**Required work**
The response must reproduce exactly every line of the material below holding the word "menu".

**Extracted records**

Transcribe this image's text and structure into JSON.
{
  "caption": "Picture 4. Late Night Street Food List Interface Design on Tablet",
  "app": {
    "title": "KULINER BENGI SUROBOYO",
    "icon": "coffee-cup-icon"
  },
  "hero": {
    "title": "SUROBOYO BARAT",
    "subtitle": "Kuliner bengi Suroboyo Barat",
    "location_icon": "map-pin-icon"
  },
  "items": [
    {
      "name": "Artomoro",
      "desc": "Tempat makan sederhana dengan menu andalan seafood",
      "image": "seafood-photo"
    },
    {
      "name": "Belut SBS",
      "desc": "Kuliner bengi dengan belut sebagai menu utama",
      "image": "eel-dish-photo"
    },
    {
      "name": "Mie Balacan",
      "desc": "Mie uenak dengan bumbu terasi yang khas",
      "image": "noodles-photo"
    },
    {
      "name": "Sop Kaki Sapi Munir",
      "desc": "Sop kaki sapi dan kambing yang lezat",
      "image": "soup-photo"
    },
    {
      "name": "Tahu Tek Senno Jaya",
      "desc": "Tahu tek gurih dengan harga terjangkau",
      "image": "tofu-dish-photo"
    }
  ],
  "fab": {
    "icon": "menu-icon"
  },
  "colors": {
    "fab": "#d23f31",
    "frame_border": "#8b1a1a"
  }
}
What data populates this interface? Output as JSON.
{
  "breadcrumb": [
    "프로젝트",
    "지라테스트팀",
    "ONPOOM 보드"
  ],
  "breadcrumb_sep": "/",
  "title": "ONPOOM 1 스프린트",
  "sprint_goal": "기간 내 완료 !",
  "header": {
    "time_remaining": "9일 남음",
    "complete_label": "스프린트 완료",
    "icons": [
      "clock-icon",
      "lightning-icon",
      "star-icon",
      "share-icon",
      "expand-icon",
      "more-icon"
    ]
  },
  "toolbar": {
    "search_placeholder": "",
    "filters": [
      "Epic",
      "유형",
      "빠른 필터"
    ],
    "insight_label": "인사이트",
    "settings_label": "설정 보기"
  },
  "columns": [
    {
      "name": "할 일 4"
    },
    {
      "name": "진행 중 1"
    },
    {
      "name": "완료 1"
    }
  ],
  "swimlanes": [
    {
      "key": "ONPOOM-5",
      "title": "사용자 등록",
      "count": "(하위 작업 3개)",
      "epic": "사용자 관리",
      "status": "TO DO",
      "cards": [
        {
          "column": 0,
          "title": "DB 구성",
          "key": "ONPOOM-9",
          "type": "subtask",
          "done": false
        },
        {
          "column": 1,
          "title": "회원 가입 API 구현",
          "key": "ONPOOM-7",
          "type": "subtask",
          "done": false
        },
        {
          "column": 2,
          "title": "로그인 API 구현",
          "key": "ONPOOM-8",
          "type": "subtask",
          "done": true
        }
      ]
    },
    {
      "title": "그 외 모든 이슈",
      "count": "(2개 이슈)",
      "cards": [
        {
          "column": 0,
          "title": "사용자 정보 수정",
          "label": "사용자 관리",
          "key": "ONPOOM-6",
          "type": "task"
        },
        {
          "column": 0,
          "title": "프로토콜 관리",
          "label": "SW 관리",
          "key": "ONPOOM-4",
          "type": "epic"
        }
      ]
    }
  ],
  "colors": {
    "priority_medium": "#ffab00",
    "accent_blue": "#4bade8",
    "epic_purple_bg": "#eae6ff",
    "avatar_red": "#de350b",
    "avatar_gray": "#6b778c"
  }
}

**Task result**
      "desc": "Tempat makan sederhana dengan menu andalan seafood",
      "desc": "Kuliner bengi dengan belut sebagai menu utama",
    "icon": "menu-icon"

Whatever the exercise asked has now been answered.